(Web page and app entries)

⁂

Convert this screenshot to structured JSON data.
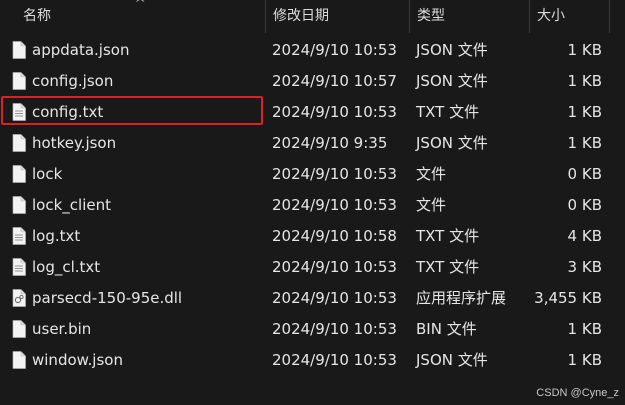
{
  "columns": {
    "name": "名称",
    "date": "修改日期",
    "type": "类型",
    "size": "大小"
  },
  "files": [
    {
      "name": "appdata.json",
      "date": "2024/9/10 10:53",
      "type": "JSON 文件",
      "size": "1 KB",
      "icon": "document-icon"
    },
    {
      "name": "config.json",
      "date": "2024/9/10 10:57",
      "type": "JSON 文件",
      "size": "1 KB",
      "icon": "document-icon"
    },
    {
      "name": "config.txt",
      "date": "2024/9/10 10:53",
      "type": "TXT 文件",
      "size": "1 KB",
      "icon": "text-document-icon"
    },
    {
      "name": "hotkey.json",
      "date": "2024/9/10 9:35",
      "type": "JSON 文件",
      "size": "1 KB",
      "icon": "document-icon"
    },
    {
      "name": "lock",
      "date": "2024/9/10 10:53",
      "type": "文件",
      "size": "0 KB",
      "icon": "document-icon"
    },
    {
      "name": "lock_client",
      "date": "2024/9/10 10:53",
      "type": "文件",
      "size": "0 KB",
      "icon": "document-icon"
    },
    {
      "name": "log.txt",
      "date": "2024/9/10 10:58",
      "type": "TXT 文件",
      "size": "4 KB",
      "icon": "text-document-icon"
    },
    {
      "name": "log_cl.txt",
      "date": "2024/9/10 10:53",
      "type": "TXT 文件",
      "size": "3 KB",
      "icon": "text-document-icon"
    },
    {
      "name": "parsecd-150-95e.dll",
      "date": "2024/9/10 10:53",
      "type": "应用程序扩展",
      "size": "3,455 KB",
      "icon": "dll-file-icon"
    },
    {
      "name": "user.bin",
      "date": "2024/9/10 10:53",
      "type": "BIN 文件",
      "size": "1 KB",
      "icon": "document-icon"
    },
    {
      "name": "window.json",
      "date": "2024/9/10 10:53",
      "type": "JSON 文件",
      "size": "1 KB",
      "icon": "document-icon"
    }
  ],
  "highlighted_file": "config.txt",
  "highlight_color": "#e21f1f",
  "watermark": "CSDN @Cyne_z"
}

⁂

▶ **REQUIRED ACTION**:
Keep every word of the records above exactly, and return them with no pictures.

▶ **SOLUTION TO THIS TASK**:
Convert this screenshot to structured JSON data.
{
  "columns": {
    "name": "名称",
    "date": "修改日期",
    "type": "类型",
    "size": "大小"
  },
  "files": [
    {
      "name": "appdata.json",
      "date": "2024/9/10 10:53",
      "type": "JSON 文件",
      "size": "1 KB",
      "icon": "document-icon"
    },
    {
      "name": "config.json",
      "date": "2024/9/10 10:57",
      "type": "JSON 文件",
      "size": "1 KB",
      "icon": "document-icon"
    },
    {
      "name": "config.txt",
      "date": "2024/9/10 10:53",
      "type": "TXT 文件",
      "size": "1 KB",
      "icon": "text-document-icon"
    },
    {
      "name": "hotkey.json",
      "date": "2024/9/10 9:35",
      "type": "JSON 文件",
      "size": "1 KB",
      "icon": "document-icon"
    },
    {
      "name": "lock",
      "date": "2024/9/10 10:53",
      "type": "文件",
      "size": "0 KB",
      "icon": "document-icon"
    },
    {
      "name": "lock_client",
      "date": "2024/9/10 10:53",
      "type": "文件",
      "size": "0 KB",
      "icon": "document-icon"
    },
    {
      "name": "log.txt",
      "date": "2024/9/10 10:58",
      "type": "TXT 文件",
      "size": "4 KB",
      "icon": "text-document-icon"
    },
    {
      "name": "log_cl.txt",
      "date": "2024/9/10 10:53",
      "type": "TXT 文件",
      "size": "3 KB",
      "icon": "text-document-icon"
    },
    {
      "name": "parsecd-150-95e.dll",
      "date": "2024/9/10 10:53",
      "type": "应用程序扩展",
      "size": "3,455 KB",
      "icon": "dll-file-icon"
    },
    {
      "name": "user.bin",
      "date": "2024/9/10 10:53",
      "type": "BIN 文件",
      "size": "1 KB",
      "icon": "document-icon"
    },
    {
      "name": "window.json",
      "date": "2024/9/10 10:53",
      "type": "JSON 文件",
      "size": "1 KB",
      "icon": "document-icon"
    }
  ],
  "highlighted_file": "config.txt",
  "highlight_color": "#e21f1f",
  "watermark": "CSDN @Cyne_z"
}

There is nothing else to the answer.